What Do You Do if You’re Being Audited, And Your Records Are in Shambles?

To complete your IRS audit, you must provide supporting records that prove you filed an accurate tax return. But what if you tossed the supporting records in the trash, misplaced them when you moved or watched them float away during a flood? Take these steps as you recover your records and prepare for your audit.

Start With The Records You Have

Maybe you don’t have all the records you need. That’s okay. Find and organize the documents you do have.

Bank And Credit Card Companies

Many of your purchases, including the ones that support your deductions, may be listed on your bank or credit card statements. Access these statements online or ask your bank or credit card company to send new copies to create a paper trail of all your income and expenses.

From your bank, see if you can get electronic or paper copies of canceled checks. (Though that can be expensive, so check with your bank before ordering them.)

Identify The Gaps

Review income and spending patterns from other years or compare expenses and income with other businesses in your industry as you recreate reasonable patterns for the missing records.

Perform a ratio analysis, to verify how much you typically spend or make in a year.

Track Down Documents

Request copies of invoices, supporting documentation and affidavits from your vendors, suppliers and clients to prove itemized expenses and income.

Look at calendars, to see if you can track purchases to a particular event, place and time. Then, with those dates, review correspondence files and emails to see if you can find any related documents.

Still stuck? Are there related documents that might reveal an item’s purchase date and value? For example, if you added insurance or an extended warranty to cover an iPhone X, then the policy will likely have the purchase information. A manufacturer’s rebate or bill of lading might also have that information, too.

Provide Oral Explanations

Your IRS auditor will weigh printed documents more heavily than oral explanations, but you can defend your tax return orally, if you can’t find printed records. And be ready to explain both the reason for failing to keep the documents as well as the information they’d have contained.

Hire A Forensic Accountant

Like forensic scientists reconstruct crime scenes, forensic accountants  reconstruct the records you need for your audit. They find missing documents, fill in gaps and create a complete and accurate financial statement.

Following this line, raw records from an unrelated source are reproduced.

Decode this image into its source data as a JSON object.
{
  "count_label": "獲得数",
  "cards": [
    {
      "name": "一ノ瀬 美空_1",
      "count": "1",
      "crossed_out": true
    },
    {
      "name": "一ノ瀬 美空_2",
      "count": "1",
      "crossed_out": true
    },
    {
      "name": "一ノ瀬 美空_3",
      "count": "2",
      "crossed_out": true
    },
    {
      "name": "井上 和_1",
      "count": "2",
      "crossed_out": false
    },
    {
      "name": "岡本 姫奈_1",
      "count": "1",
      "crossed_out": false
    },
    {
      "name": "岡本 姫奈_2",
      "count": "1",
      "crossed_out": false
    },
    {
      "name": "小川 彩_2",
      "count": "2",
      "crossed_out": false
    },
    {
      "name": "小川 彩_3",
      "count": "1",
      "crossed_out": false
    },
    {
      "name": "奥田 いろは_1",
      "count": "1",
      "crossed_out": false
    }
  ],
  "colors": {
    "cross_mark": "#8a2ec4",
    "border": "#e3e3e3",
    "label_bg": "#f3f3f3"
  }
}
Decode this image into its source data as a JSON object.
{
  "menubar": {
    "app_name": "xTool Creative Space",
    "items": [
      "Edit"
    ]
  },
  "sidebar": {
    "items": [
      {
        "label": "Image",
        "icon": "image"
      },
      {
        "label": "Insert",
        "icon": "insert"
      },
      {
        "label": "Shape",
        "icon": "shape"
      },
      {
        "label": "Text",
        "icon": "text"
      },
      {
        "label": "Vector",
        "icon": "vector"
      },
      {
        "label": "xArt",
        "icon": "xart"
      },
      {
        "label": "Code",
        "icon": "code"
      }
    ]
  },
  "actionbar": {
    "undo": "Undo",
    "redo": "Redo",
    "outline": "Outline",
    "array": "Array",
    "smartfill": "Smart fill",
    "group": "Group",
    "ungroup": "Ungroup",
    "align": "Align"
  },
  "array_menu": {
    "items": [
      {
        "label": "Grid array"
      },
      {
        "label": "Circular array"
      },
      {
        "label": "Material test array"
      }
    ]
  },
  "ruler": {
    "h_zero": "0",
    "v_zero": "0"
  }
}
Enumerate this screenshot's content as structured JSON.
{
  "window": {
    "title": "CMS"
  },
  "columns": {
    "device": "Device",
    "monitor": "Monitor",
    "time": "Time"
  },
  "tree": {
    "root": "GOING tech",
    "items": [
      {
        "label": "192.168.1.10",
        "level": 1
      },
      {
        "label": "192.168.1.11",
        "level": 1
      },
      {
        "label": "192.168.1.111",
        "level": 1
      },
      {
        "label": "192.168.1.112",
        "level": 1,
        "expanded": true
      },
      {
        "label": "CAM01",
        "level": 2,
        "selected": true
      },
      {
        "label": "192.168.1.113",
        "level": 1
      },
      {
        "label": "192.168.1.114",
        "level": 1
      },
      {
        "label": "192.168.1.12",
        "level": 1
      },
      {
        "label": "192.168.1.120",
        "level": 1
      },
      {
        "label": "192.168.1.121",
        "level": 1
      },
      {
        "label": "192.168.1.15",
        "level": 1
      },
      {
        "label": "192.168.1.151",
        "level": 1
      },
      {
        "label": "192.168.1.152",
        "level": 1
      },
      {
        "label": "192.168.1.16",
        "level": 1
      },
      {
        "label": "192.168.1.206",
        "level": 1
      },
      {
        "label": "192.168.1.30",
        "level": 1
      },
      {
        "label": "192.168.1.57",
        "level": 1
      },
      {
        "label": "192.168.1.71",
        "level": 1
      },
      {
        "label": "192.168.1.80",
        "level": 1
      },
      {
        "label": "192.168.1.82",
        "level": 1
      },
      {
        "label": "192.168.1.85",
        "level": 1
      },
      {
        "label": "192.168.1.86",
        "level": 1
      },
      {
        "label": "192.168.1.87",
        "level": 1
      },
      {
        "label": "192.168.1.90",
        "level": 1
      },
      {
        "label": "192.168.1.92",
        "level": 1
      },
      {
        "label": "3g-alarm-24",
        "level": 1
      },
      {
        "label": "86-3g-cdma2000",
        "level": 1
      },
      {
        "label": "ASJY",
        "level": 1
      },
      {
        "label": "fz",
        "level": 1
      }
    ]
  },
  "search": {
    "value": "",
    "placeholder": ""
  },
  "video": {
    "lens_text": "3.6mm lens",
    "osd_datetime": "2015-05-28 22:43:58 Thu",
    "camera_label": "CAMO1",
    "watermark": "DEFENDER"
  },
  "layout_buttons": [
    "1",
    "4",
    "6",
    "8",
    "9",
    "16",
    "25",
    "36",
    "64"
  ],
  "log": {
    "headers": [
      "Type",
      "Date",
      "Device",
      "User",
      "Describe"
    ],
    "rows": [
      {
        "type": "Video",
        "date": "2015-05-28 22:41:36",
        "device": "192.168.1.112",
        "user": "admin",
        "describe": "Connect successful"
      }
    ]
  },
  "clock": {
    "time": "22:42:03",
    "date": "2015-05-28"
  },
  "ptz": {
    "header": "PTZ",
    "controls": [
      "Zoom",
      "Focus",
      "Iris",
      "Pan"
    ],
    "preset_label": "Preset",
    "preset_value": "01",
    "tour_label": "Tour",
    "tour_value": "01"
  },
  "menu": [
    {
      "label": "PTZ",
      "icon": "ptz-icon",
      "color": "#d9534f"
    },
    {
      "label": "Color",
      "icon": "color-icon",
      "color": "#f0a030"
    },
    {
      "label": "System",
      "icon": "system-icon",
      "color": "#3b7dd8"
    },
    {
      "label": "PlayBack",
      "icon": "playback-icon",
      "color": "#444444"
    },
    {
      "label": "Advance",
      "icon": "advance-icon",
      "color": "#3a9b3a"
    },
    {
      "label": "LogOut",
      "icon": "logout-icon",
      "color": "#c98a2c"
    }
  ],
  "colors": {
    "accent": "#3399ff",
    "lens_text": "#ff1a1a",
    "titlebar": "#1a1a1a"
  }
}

We recommend you take these steps to find and organize your records before your IRS audit. We’re also available to help you reconstruct your records, so contact us at 720-398-6088 for assistance.